Records from a collection:
........
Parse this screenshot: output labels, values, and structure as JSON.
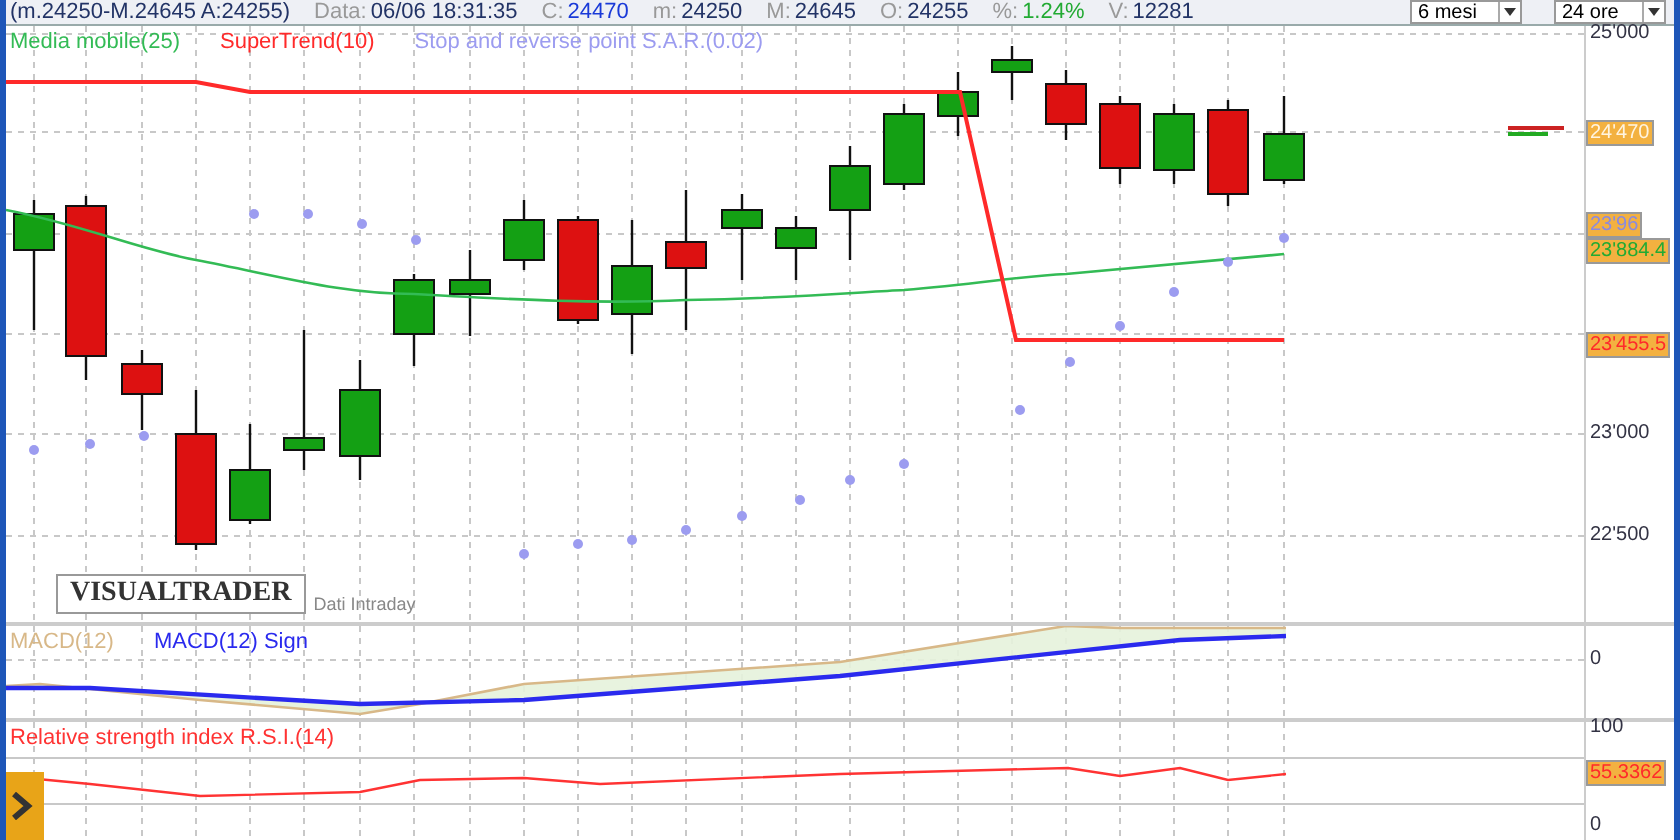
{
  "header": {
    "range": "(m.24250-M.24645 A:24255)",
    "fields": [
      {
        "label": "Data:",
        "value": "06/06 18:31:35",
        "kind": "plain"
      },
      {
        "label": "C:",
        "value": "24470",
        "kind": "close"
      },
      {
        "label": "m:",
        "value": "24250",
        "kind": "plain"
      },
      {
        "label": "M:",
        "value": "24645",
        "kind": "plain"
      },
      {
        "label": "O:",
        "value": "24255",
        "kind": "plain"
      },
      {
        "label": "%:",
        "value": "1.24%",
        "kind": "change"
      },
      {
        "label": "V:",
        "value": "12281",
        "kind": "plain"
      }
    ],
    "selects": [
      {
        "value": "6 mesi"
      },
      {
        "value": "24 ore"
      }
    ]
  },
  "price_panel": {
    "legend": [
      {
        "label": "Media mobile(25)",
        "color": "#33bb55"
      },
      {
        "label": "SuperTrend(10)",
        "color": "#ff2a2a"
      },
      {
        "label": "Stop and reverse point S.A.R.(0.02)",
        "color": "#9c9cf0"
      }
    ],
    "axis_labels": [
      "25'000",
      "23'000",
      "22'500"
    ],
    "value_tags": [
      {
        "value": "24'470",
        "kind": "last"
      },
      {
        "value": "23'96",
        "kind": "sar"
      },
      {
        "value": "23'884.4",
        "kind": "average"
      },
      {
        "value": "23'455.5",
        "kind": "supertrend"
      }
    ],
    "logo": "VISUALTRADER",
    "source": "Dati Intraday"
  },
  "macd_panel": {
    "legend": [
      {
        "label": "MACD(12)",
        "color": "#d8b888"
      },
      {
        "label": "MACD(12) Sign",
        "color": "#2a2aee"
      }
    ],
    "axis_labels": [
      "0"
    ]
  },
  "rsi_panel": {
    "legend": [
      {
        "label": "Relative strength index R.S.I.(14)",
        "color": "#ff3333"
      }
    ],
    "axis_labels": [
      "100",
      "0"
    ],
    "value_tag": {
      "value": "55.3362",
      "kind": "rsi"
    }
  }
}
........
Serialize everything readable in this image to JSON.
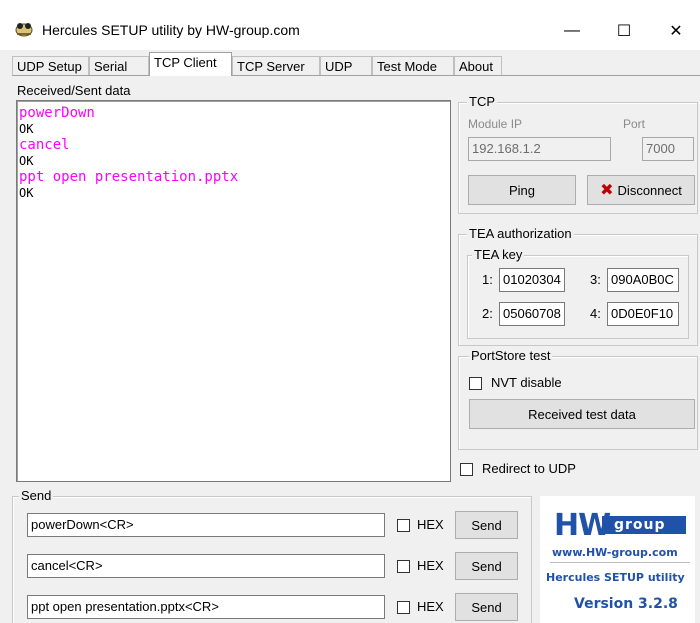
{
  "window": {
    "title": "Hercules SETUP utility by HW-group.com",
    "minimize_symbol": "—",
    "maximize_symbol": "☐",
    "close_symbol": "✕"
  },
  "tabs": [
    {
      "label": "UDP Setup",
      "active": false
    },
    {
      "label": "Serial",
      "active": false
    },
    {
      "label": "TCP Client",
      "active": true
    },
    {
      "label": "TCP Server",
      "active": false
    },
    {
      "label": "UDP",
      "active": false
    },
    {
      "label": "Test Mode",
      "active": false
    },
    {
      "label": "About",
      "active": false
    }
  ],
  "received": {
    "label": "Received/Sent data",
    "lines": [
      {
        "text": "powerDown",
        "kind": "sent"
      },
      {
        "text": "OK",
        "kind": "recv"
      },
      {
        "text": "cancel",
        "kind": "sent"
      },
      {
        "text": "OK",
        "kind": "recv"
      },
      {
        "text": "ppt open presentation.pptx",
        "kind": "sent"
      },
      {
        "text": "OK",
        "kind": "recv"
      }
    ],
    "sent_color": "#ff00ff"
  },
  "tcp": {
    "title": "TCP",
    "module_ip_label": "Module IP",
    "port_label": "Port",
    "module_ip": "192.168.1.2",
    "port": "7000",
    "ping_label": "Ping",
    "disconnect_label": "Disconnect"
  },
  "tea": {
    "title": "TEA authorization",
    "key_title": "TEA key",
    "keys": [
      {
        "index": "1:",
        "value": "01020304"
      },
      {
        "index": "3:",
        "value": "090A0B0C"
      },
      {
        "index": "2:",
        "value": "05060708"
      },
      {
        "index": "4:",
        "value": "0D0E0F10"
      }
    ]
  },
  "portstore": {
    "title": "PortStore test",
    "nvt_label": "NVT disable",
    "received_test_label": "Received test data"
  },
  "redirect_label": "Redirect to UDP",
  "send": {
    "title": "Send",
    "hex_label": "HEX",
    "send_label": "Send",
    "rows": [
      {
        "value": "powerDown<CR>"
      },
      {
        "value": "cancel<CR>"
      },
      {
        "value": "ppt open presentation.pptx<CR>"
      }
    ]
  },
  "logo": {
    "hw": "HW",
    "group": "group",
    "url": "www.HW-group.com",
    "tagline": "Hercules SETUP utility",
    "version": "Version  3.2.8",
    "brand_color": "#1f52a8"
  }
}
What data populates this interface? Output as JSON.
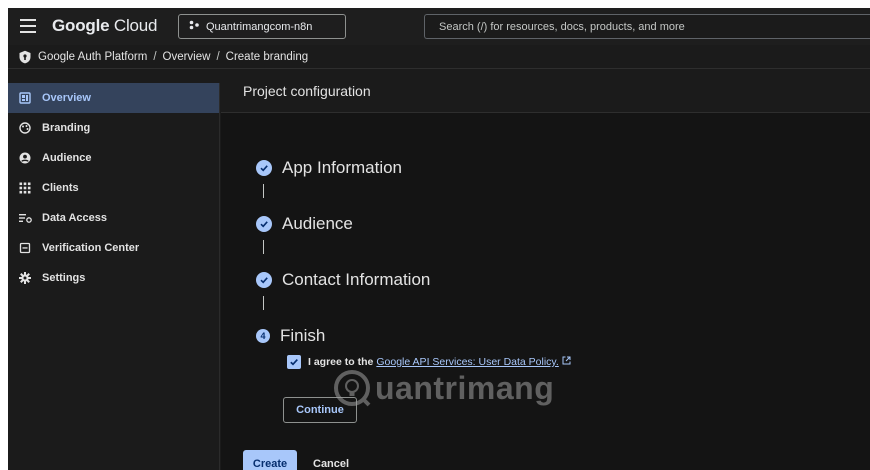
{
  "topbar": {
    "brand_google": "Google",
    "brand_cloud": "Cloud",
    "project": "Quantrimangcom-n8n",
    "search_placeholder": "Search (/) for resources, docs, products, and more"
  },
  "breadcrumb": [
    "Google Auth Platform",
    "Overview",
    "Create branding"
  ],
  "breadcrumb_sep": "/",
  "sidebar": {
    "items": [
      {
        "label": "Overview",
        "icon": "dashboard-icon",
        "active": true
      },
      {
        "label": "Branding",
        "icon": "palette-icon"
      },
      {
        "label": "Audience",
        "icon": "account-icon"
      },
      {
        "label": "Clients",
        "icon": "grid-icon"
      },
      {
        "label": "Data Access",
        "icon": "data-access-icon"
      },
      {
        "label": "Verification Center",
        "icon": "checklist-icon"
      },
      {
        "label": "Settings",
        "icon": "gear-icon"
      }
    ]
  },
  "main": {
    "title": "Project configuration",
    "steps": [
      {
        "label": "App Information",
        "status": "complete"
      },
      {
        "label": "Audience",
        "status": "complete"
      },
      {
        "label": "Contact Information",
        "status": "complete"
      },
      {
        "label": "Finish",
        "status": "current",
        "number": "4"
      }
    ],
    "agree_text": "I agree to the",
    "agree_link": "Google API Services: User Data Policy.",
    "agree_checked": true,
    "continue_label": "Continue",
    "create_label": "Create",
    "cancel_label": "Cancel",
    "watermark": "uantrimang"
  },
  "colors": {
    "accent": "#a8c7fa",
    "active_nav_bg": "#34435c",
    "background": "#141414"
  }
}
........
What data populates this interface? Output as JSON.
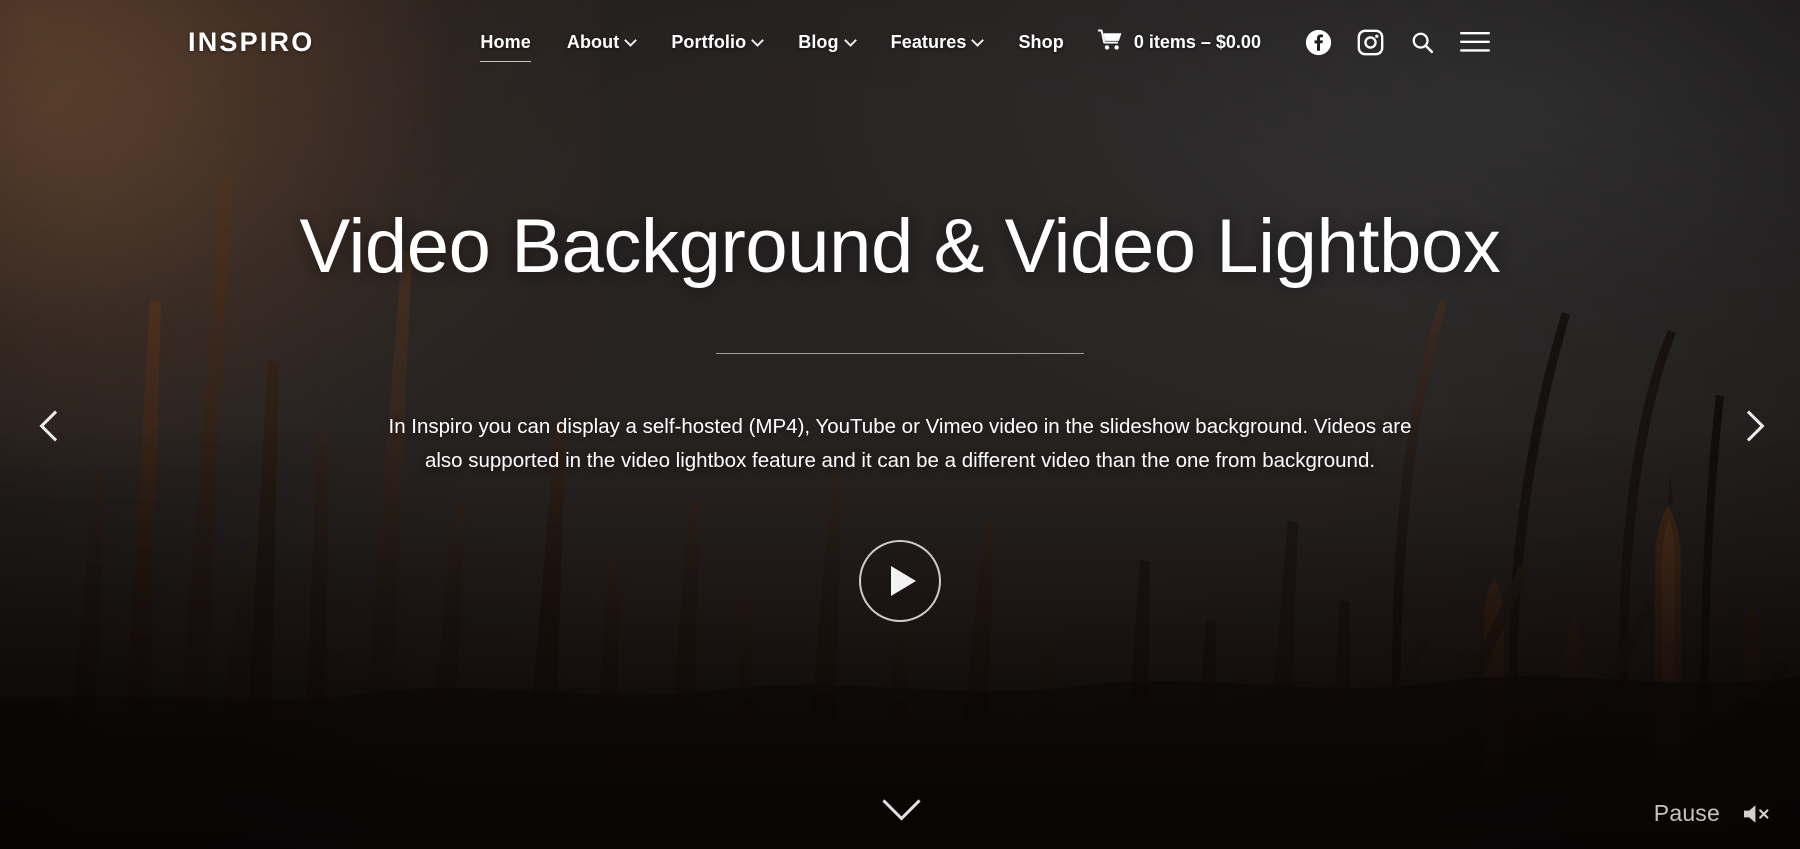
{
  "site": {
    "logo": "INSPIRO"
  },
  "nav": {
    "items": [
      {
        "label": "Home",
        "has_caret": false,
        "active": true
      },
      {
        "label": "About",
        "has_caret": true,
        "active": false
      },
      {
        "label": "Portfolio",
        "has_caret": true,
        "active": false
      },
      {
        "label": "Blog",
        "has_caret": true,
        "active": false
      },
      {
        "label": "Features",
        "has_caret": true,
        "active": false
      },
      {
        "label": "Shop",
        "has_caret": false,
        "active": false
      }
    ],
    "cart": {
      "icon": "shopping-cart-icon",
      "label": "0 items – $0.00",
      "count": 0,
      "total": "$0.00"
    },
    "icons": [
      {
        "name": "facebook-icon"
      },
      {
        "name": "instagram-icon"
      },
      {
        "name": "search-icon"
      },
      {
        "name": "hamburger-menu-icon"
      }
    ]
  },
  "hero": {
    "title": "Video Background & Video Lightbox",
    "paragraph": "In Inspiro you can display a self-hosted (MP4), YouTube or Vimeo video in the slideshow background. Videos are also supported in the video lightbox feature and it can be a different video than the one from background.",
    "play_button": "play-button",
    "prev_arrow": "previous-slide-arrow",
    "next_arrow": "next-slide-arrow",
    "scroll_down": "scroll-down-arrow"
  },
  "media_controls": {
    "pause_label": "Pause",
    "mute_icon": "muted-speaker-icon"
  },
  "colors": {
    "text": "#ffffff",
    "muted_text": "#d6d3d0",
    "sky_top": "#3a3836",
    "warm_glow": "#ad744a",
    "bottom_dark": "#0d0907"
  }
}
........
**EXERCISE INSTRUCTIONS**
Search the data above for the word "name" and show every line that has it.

**ANSWER TO THIS EXERCISE**
        "name": "facebook-icon"
        "name": "instagram-icon"
        "name": "search-icon"
        "name": "hamburger-menu-icon"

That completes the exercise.